When designing your slide deck, consider using summary slides to give a high-level overview of key points. This will help the audience stay engaged and focused while they are listening to you speak so that their attention doesn’t wander off when there is no new information being delivered (which can happen quickly). If executives want more details on certain topics after hearing from one source in depth- pull up those specific appendix slides!
When creating your presentation, be sure to use clear and concise visuals. Bullet points are often helpful for summarizing key points. And using graphs, charts, and images can make complex information easier to understand.
But beware of using too many visuals! Too much data on a slide can be overwhelming and difficult to process. So, be sure to use visuals sparingly and only when they will add value to your presentation.
The best way to feel confident and prepared for your presentation is to practice ahead of time. But don’t just run through your slides! You should also practice speaking out loud and timing yourself. This will help you ensure that your presentation is the right length and that you’re able to stay within the allotted time.
It’s also a good idea to have someone else review your presentation before you give it. They can offer feedback on anything from the clarity of your visuals to the effectiveness of your stories.
Executive presentations can be nerve-wracking. But by following these tips, you can increase your chances of success. Just remember to be prepared, stay focused, and keep it short and sweet!
Be sure to also have some questions prepared ahead of time in case there are lulls during the presentation or someone asks something you’re not expecting.
And finally, don’t forget to follow up after the presentation! This is your chance to thank the audience for their time and get any feedback that they might have.
Executive presentations can be nerve-wracking. Just remember to be prepared, stay focused, and keep it short and sweet! By following these simple guidelines, you’re sure to make a great impression on your audience and achieve your business goals.

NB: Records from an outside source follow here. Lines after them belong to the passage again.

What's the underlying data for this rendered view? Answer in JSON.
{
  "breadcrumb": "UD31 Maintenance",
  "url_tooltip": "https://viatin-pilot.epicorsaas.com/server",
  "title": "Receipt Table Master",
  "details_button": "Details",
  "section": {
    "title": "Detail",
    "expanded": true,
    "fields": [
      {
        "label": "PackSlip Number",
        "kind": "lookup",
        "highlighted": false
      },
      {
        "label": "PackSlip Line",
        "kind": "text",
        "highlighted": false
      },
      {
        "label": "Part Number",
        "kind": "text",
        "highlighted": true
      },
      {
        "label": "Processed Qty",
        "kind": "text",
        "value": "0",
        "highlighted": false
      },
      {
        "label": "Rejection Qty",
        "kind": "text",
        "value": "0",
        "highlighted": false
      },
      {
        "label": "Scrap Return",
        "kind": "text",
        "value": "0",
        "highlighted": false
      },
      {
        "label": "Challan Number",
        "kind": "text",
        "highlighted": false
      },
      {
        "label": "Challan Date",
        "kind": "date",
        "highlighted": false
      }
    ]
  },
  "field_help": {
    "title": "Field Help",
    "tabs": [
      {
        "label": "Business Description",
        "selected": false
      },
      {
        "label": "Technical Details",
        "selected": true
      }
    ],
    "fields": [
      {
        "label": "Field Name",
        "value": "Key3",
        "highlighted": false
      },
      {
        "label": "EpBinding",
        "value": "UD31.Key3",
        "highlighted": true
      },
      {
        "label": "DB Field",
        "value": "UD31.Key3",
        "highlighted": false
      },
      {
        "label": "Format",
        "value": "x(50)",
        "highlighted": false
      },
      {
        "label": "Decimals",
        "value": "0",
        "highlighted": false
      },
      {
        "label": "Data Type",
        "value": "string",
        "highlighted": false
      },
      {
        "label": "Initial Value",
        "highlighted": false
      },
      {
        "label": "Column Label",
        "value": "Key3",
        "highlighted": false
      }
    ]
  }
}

Thank you for reading! We hope these tips will help you deliver a successful presentation to your executives.
Public speaking is a critical skill for any executive. The ability to speak confidently and persuasively in front of an audience can help to close deals, gain support for initiatives, and build relationships.
However, many executives find themselves tongue-tied when it comes to public speaking.

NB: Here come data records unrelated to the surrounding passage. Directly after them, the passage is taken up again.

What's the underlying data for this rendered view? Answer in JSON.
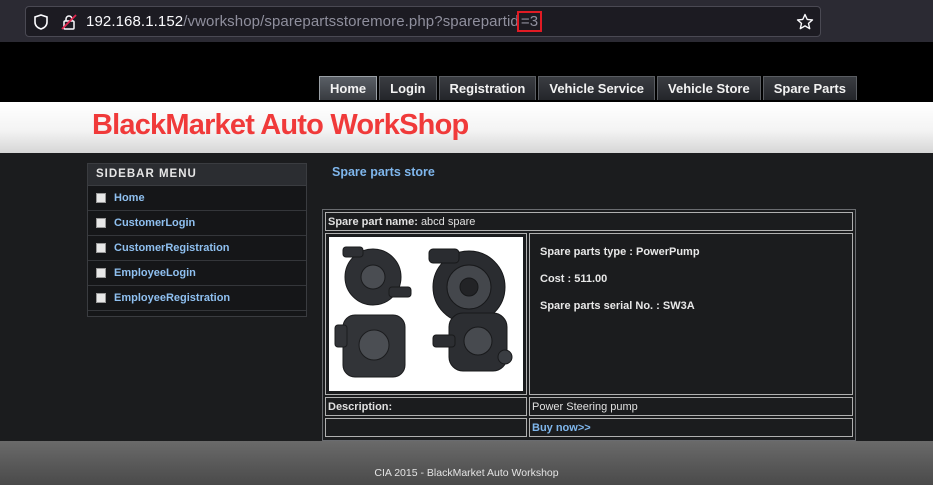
{
  "browser": {
    "url_host": "192.168.1.152",
    "url_path": "/vworkshop/sparepartsstoremore.php?sparepartid",
    "url_highlight": "=3"
  },
  "nav": {
    "tabs": [
      "Home",
      "Login",
      "Registration",
      "Vehicle Service",
      "Vehicle Store",
      "Spare Parts"
    ],
    "active": "Home"
  },
  "site": {
    "title": "BlackMarket Auto WorkShop"
  },
  "sidebar": {
    "heading": "SIDEBAR MENU",
    "items": [
      {
        "label": "Home"
      },
      {
        "label": "CustomerLogin"
      },
      {
        "label": "CustomerRegistration"
      },
      {
        "label": "EmployeeLogin"
      },
      {
        "label": "EmployeeRegistration"
      }
    ]
  },
  "main": {
    "section_title": "Spare parts store",
    "part": {
      "name_label": "Spare part name:",
      "name_value": "abcd spare",
      "type_line": "Spare parts type : PowerPump",
      "cost_line": "Cost : 511.00",
      "serial_line": "Spare parts serial No. : SW3A",
      "description_label": "Description:",
      "description_value": "Power Steering pump",
      "buy_label": "Buy now>>"
    }
  },
  "footer": {
    "text": "CIA 2015 - BlackMarket Auto Workshop"
  }
}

That’s where a public speaking course can come in handy. A good public speaking course will teach you how to project your voice, control your nerves, and structure your speeches for maximum impact. In addition, you’ll have the opportunity to practice your new skills in a safe and supportive environment.

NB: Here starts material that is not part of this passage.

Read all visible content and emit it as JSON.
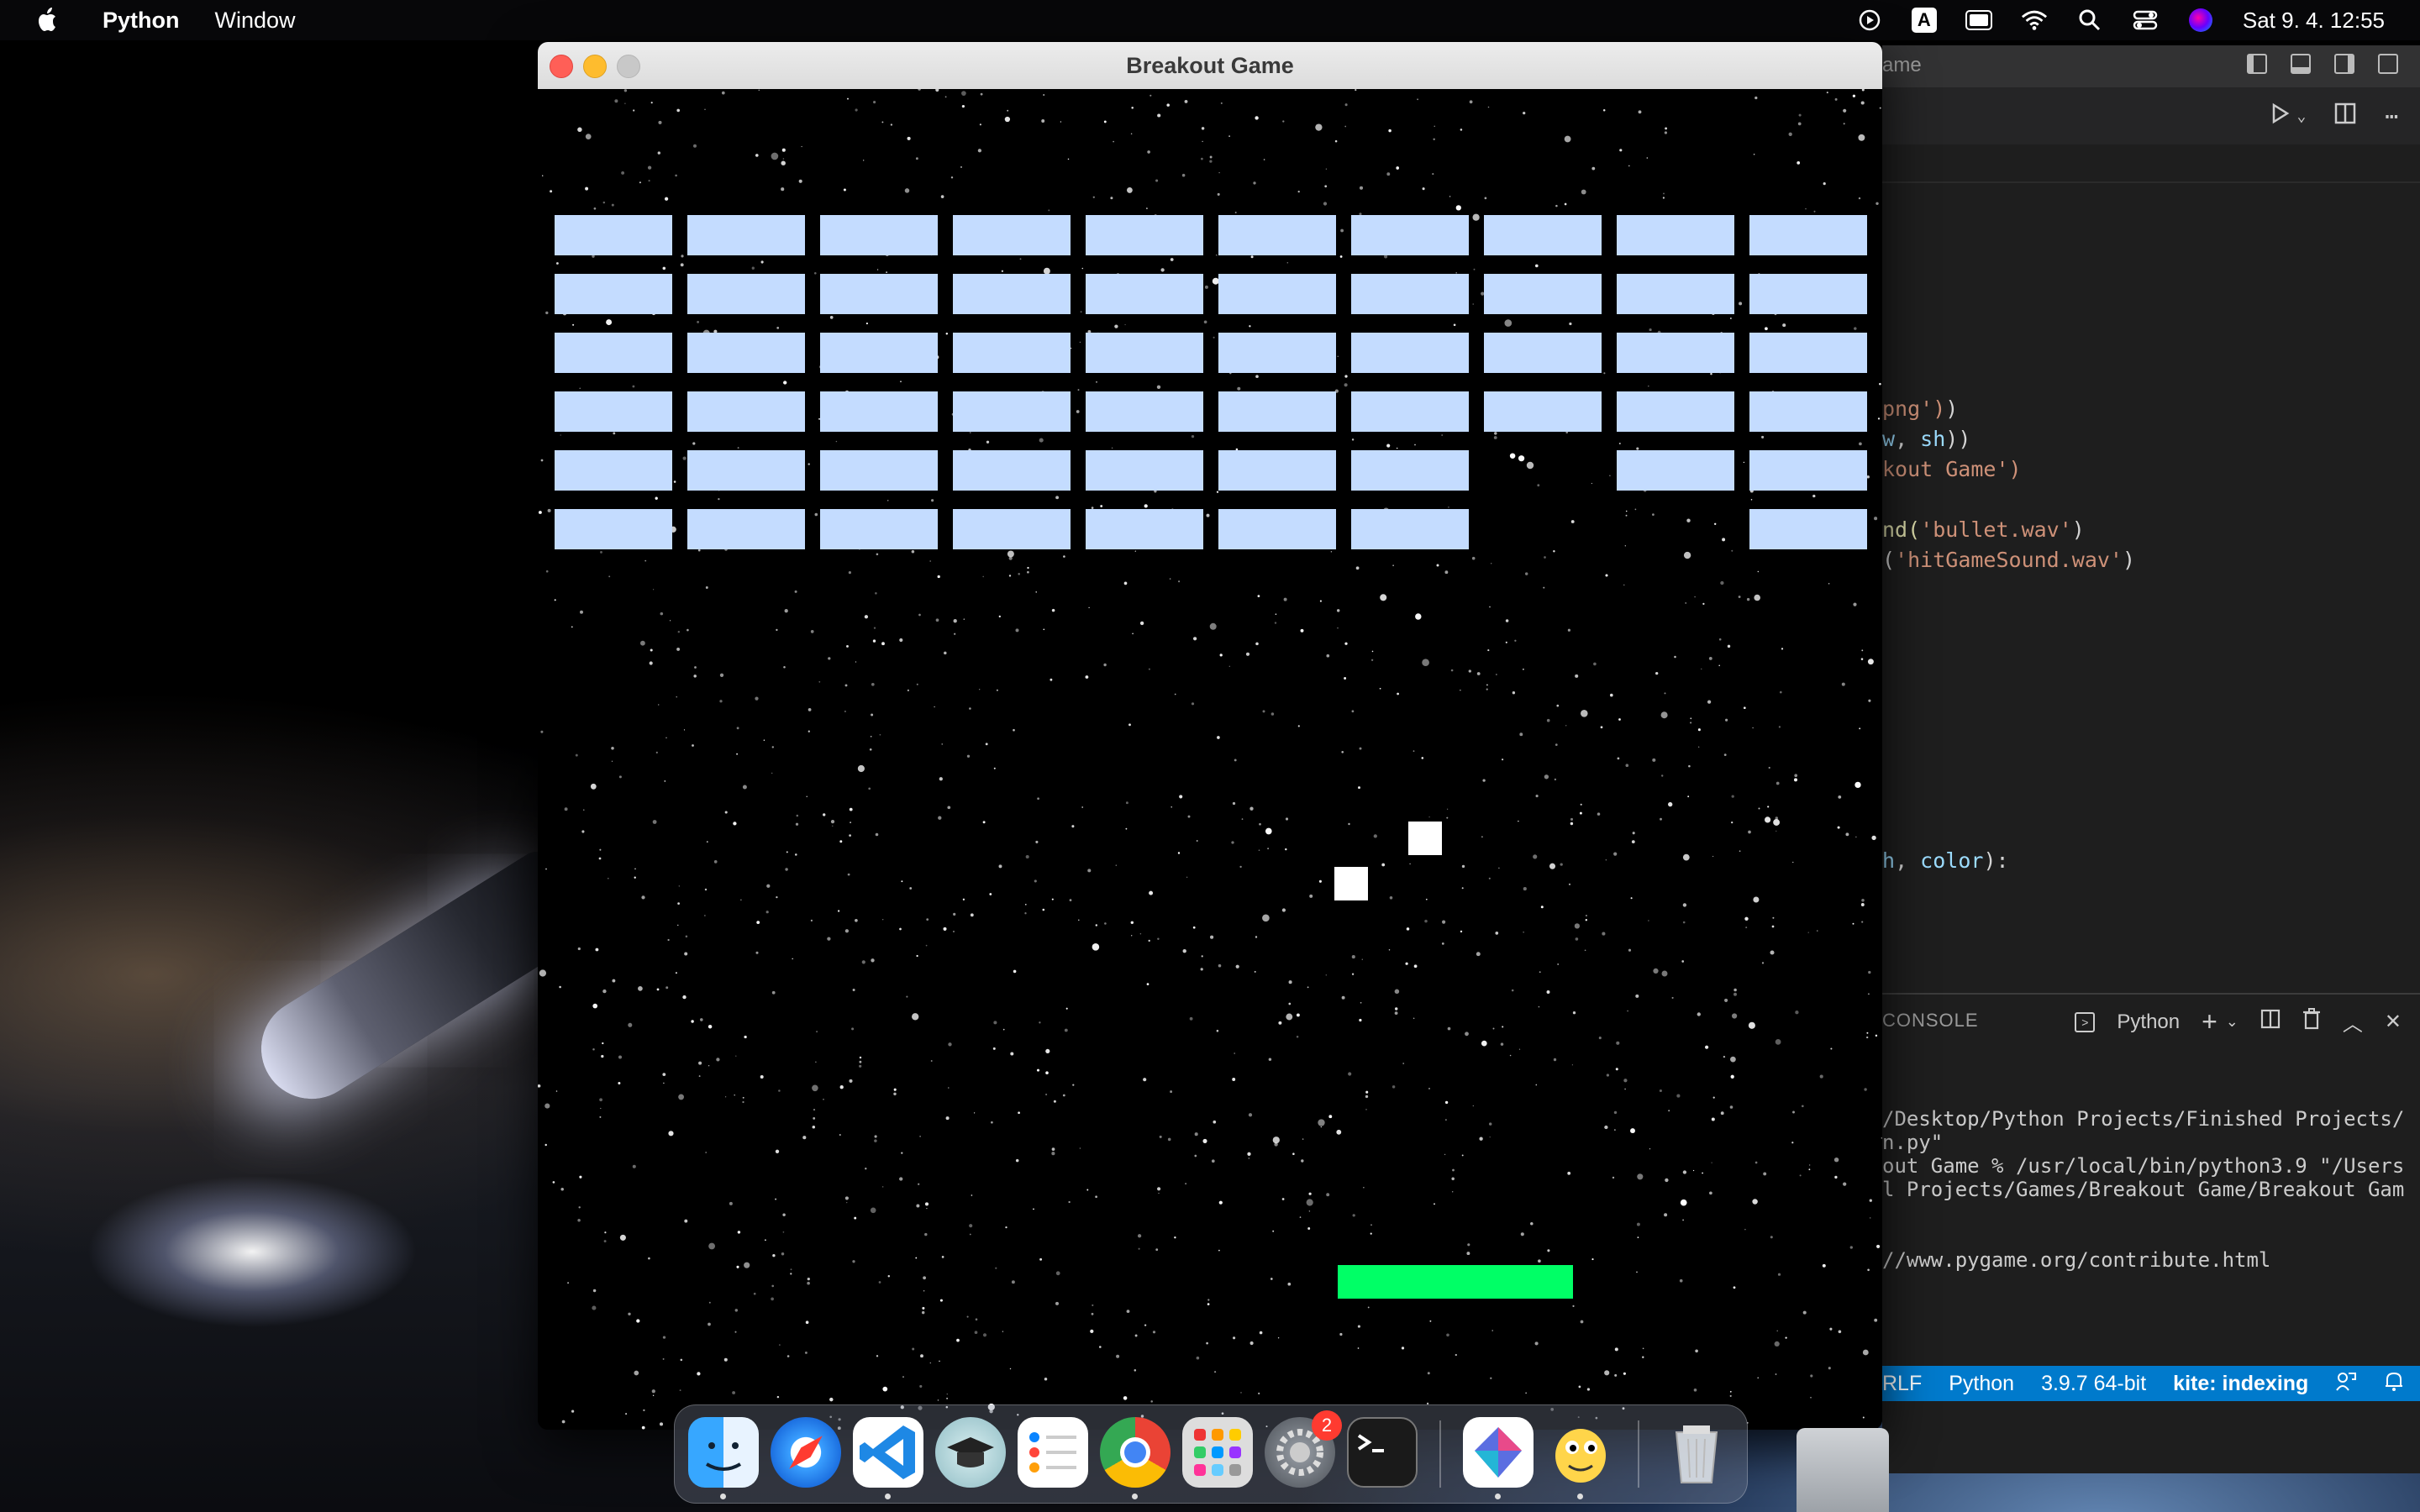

So if you’re looking to take your career to the next level, this online public speaking course may be just what you need.
Executive presentations can be nerve-wracking. Just remember to be prepared, stay focused, and keep it short and sweet! By following these simple guidelines, you’re sure to make a great impression on your audience and achieve your business goals. Thank you for reading! We hope these tips will help you deliver a successful presentation to your executives.
Jeremiah O’Brian is a faculty member at the USC School of Dramatic Arts. His exceptionally diverse background – from gritty nuts-and-bolts firefighting to film and theatre credits and accolades – is bolstered by his several graduate degrees.